(Collection entries)
══════

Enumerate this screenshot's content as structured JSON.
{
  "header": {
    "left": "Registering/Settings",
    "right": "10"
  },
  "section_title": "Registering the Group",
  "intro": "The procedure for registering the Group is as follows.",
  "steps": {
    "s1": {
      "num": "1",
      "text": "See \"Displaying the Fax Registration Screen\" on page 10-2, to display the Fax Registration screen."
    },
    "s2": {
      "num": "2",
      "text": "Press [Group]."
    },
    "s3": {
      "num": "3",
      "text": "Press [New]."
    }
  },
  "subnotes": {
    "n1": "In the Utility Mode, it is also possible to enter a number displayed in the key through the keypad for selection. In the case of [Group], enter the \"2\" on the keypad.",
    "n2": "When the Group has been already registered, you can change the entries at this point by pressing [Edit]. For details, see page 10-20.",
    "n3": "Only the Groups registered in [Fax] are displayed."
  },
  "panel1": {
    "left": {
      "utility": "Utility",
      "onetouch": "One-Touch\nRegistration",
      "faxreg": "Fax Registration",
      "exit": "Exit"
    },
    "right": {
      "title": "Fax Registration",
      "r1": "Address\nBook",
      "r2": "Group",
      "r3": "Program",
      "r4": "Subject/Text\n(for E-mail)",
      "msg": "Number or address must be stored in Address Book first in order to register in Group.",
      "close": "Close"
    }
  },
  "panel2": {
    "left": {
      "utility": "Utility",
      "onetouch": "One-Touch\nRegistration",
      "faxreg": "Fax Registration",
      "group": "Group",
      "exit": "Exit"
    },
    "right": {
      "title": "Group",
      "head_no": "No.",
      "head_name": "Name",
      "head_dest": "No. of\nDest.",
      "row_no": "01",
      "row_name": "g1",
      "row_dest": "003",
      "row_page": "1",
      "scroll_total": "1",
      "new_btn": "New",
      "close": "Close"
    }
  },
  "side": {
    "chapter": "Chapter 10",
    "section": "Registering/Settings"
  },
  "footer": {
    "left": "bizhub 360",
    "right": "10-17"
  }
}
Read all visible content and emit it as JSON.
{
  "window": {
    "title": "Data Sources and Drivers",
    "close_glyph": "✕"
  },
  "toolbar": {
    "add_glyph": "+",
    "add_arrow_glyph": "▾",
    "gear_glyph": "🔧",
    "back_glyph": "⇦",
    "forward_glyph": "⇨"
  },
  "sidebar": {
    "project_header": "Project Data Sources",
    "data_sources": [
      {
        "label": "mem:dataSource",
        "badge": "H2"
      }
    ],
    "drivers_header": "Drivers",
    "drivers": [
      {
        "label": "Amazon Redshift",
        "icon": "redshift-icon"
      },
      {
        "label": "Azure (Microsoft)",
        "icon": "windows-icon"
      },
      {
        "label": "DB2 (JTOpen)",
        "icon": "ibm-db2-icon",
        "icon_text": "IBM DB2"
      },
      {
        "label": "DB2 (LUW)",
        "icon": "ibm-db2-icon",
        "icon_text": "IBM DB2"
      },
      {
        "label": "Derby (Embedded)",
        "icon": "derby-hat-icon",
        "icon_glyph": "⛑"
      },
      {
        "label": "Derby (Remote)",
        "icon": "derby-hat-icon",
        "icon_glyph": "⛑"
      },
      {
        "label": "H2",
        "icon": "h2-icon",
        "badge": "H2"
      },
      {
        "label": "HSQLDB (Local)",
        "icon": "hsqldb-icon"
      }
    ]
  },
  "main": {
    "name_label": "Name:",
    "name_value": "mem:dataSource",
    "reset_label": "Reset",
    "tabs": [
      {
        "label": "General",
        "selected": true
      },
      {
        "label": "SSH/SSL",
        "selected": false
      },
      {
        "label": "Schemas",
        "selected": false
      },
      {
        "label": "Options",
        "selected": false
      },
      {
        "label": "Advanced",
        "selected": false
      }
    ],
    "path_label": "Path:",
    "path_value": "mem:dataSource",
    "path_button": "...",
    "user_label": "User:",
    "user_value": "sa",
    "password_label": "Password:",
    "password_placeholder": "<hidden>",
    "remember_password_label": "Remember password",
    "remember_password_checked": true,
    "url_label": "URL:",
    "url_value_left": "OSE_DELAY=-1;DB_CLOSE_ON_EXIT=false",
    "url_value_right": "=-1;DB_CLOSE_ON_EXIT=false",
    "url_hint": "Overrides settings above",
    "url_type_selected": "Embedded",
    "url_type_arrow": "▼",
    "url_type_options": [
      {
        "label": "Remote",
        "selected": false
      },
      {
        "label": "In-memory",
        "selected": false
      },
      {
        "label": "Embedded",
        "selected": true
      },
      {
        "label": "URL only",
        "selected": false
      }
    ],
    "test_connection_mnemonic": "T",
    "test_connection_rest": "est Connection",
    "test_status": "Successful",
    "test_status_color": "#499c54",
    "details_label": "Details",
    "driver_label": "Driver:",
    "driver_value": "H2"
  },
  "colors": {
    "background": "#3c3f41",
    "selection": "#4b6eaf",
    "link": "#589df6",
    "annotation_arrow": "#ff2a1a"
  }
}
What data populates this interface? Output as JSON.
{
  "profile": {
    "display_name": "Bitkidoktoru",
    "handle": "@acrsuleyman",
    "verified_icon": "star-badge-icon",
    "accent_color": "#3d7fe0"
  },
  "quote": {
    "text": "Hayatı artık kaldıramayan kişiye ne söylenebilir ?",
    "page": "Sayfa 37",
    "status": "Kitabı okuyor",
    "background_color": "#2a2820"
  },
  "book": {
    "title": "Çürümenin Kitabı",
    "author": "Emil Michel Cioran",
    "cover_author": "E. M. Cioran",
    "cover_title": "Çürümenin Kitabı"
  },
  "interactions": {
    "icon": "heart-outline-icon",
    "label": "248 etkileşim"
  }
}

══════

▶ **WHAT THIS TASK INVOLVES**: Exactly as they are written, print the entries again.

▶ **WORKED SOLUTION**:
Enumerate this screenshot's content as structured JSON.
{
  "header": {
    "left": "Registering/Settings",
    "right": "10"
  },
  "section_title": "Registering the Group",
  "intro": "The procedure for registering the Group is as follows.",
  "steps": {
    "s1": {
      "num": "1",
      "text": "See \"Displaying the Fax Registration Screen\" on page 10-2, to display the Fax Registration screen."
    },
    "s2": {
      "num": "2",
      "text": "Press [Group]."
    },
    "s3": {
      "num": "3",
      "text": "Press [New]."
    }
  },
  "subnotes": {
    "n1": "In the Utility Mode, it is also possible to enter a number displayed in the key through the keypad for selection. In the case of [Group], enter the \"2\" on the keypad.",
    "n2": "When the Group has been already registered, you can change the entries at this point by pressing [Edit]. For details, see page 10-20.",
    "n3": "Only the Groups registered in [Fax] are displayed."
  },
  "panel1": {
    "left": {
      "utility": "Utility",
      "onetouch": "One-Touch\nRegistration",
      "faxreg": "Fax Registration",
      "exit": "Exit"
    },
    "right": {
      "title": "Fax Registration",
      "r1": "Address\nBook",
      "r2": "Group",
      "r3": "Program",
      "r4": "Subject/Text\n(for E-mail)",
      "msg": "Number or address must be stored in Address Book first in order to register in Group.",
      "close": "Close"
    }
  },
  "panel2": {
    "left": {
      "utility": "Utility",
      "onetouch": "One-Touch\nRegistration",
      "faxreg": "Fax Registration",
      "group": "Group",
      "exit": "Exit"
    },
    "right": {
      "title": "Group",
      "head_no": "No.",
      "head_name": "Name",
      "head_dest": "No. of\nDest.",
      "row_no": "01",
      "row_name": "g1",
      "row_dest": "003",
      "row_page": "1",
      "scroll_total": "1",
      "new_btn": "New",
      "close": "Close"
    }
  },
  "side": {
    "chapter": "Chapter 10",
    "section": "Registering/Settings"
  },
  "footer": {
    "left": "bizhub 360",
    "right": "10-17"
  }
}
Read all visible content and emit it as JSON.
{
  "window": {
    "title": "Data Sources and Drivers",
    "close_glyph": "✕"
  },
  "toolbar": {
    "add_glyph": "+",
    "add_arrow_glyph": "▾",
    "gear_glyph": "🔧",
    "back_glyph": "⇦",
    "forward_glyph": "⇨"
  },
  "sidebar": {
    "project_header": "Project Data Sources",
    "data_sources": [
      {
        "label": "mem:dataSource",
        "badge": "H2"
      }
    ],
    "drivers_header": "Drivers",
    "drivers": [
      {
        "label": "Amazon Redshift",
        "icon": "redshift-icon"
      },
      {
        "label": "Azure (Microsoft)",
        "icon": "windows-icon"
      },
      {
        "label": "DB2 (JTOpen)",
        "icon": "ibm-db2-icon",
        "icon_text": "IBM DB2"
      },
      {
        "label": "DB2 (LUW)",
        "icon": "ibm-db2-icon",
        "icon_text": "IBM DB2"
      },
      {
        "label": "Derby (Embedded)",
        "icon": "derby-hat-icon",
        "icon_glyph": "⛑"
      },
      {
        "label": "Derby (Remote)",
        "icon": "derby-hat-icon",
        "icon_glyph": "⛑"
      },
      {
        "label": "H2",
        "icon": "h2-icon",
        "badge": "H2"
      },
      {
        "label": "HSQLDB (Local)",
        "icon": "hsqldb-icon"
      }
    ]
  },
  "main": {
    "name_label": "Name:",
    "name_value": "mem:dataSource",
    "reset_label": "Reset",
    "tabs": [
      {
        "label": "General",
        "selected": true
      },
      {
        "label": "SSH/SSL",
        "selected": false
      },
      {
        "label": "Schemas",
        "selected": false
      },
      {
        "label": "Options",
        "selected": false
      },
      {
        "label": "Advanced",
        "selected": false
      }
    ],
    "path_label": "Path:",
    "path_value": "mem:dataSource",
    "path_button": "...",
    "user_label": "User:",
    "user_value": "sa",
    "password_label": "Password:",
    "password_placeholder": "<hidden>",
    "remember_password_label": "Remember password",
    "remember_password_checked": true,
    "url_label": "URL:",
    "url_value_left": "OSE_DELAY=-1;DB_CLOSE_ON_EXIT=false",
    "url_value_right": "=-1;DB_CLOSE_ON_EXIT=false",
    "url_hint": "Overrides settings above",
    "url_type_selected": "Embedded",
    "url_type_arrow": "▼",
    "url_type_options": [
      {
        "label": "Remote",
        "selected": false
      },
      {
        "label": "In-memory",
        "selected": false
      },
      {
        "label": "Embedded",
        "selected": true
      },
      {
        "label": "URL only",
        "selected": false
      }
    ],
    "test_connection_mnemonic": "T",
    "test_connection_rest": "est Connection",
    "test_status": "Successful",
    "test_status_color": "#499c54",
    "details_label": "Details",
    "driver_label": "Driver:",
    "driver_value": "H2"
  },
  "colors": {
    "background": "#3c3f41",
    "selection": "#4b6eaf",
    "link": "#589df6",
    "annotation_arrow": "#ff2a1a"
  }
}
What data populates this interface? Output as JSON.
{
  "profile": {
    "display_name": "Bitkidoktoru",
    "handle": "@acrsuleyman",
    "verified_icon": "star-badge-icon",
    "accent_color": "#3d7fe0"
  },
  "quote": {
    "text": "Hayatı artık kaldıramayan kişiye ne söylenebilir ?",
    "page": "Sayfa 37",
    "status": "Kitabı okuyor",
    "background_color": "#2a2820"
  },
  "book": {
    "title": "Çürümenin Kitabı",
    "author": "Emil Michel Cioran",
    "cover_author": "E. M. Cioran",
    "cover_title": "Çürümenin Kitabı"
  },
  "interactions": {
    "icon": "heart-outline-icon",
    "label": "248 etkileşim"
  }
}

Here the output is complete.